Third, under Socialism there exists for the first time a generous network of cultural and scientific institutions that can be used by all workers without restrictions. There is a law for the qualification of workers and for the Socialist development of job training. “It used to be that people rushed to the nearest bar at the end of the work day,” reported Dieter Locha, Youth Brigadeer at the VEB Machine Building Görlitz, “and then it would always get to be one or two o’clock in the morning. That doesn’t work anymore. One person is going to a master’s training course; the others are attending night classes to learn a second profession as welders.
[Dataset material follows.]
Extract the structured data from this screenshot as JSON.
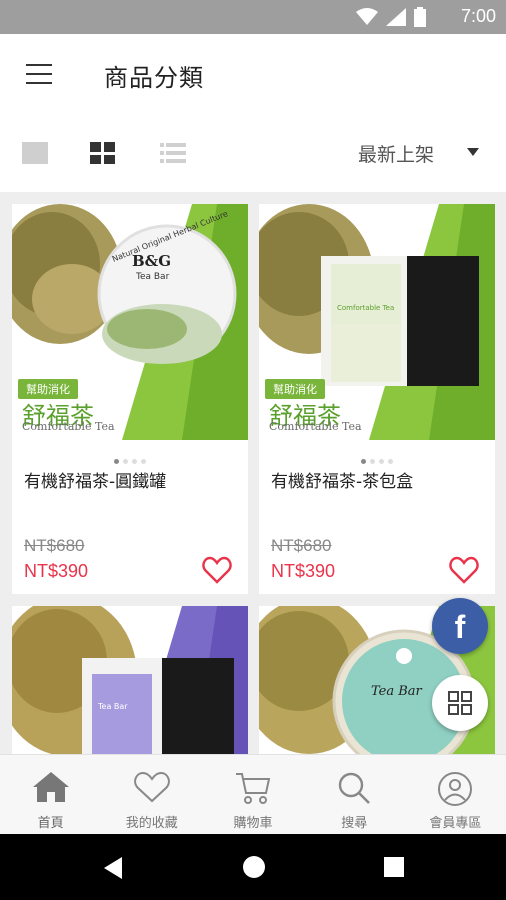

And then we also meet quite often to talk something through.”
Fourth, leisure time in Socialism, because it increases naturally as labor productivity rises and because Socialist work leaves sufficient reserves of energy, offers the possibility not only of relaxation and entertainment, but also of personal self-realization through diverse cultural and scientific contacts. “No educational fanaticism, please,” recommends, by contrast, the semiofficial West German Welt der Arbeit [World of Work]. “Leisure time means freedom to do what one likes. [ . . . ] And if someone stands on a bridge for hours and spits into a barge to see whether the spit can travel by barge – he should be allowed to do so.” What is unmistakably recommended here is individualistic leisure time entertainment aimed at political abstemiousness. It is in line with the defamatory remark by Ministerial Director Osterloh from the Federal Ministry for Nutrition [Bundesernährungsministerium]: “In the Russian sphere of power, leisure time is destroyed through planning and the state-guided organization of leisure time.” Realistic art and literature, partisan science, all-around training and ongoing training of workers as the greatest humanistic task of a society is indeed a “destruction of leisure time,” of a leisure time of fearful stupor, of jealous gossip, of a crude beer-table atmosphere, in which, under the influence of alcohol, first the arguments and then the beer mugs are tossed about. Under capitalism, the worker is supposed to amuse himself in order to work well; but he is not supposed to think, to learn to act in a class-conscious way. Cultural relaxation is therefore desired only with political indifference. Under Socialism, by contrast, leisure time serves, in addition to physically and psychologically necessary relaxation, above all the speedy victory of the cultural revolution, the development of a highly educated, cultured person. For the first time, culture is serving the people without restriction, and for the first time the people are creating their own culture, the Socialist national people’s culture.
Source: Herbert Zerle: “Freundschaft und Geselligkeit im Sozialismus” [“Friendship and Conviviality in Socialism”], Pädagogik 16 (1961), p. 581 ff; reprinted in Christoph Kleßmann and Georg Wagner, eds. Das gespaltene Land. Leben in Deutschland 1945-1990. Texte und Dokumente zur Sozialgeschichte [The Divided Land. Life in Germany 19945-1990. Texts and Documents on Social History]. Munich: C.H. Beck, 1993, pp. 510-12.
Translation: Thomas Dunlap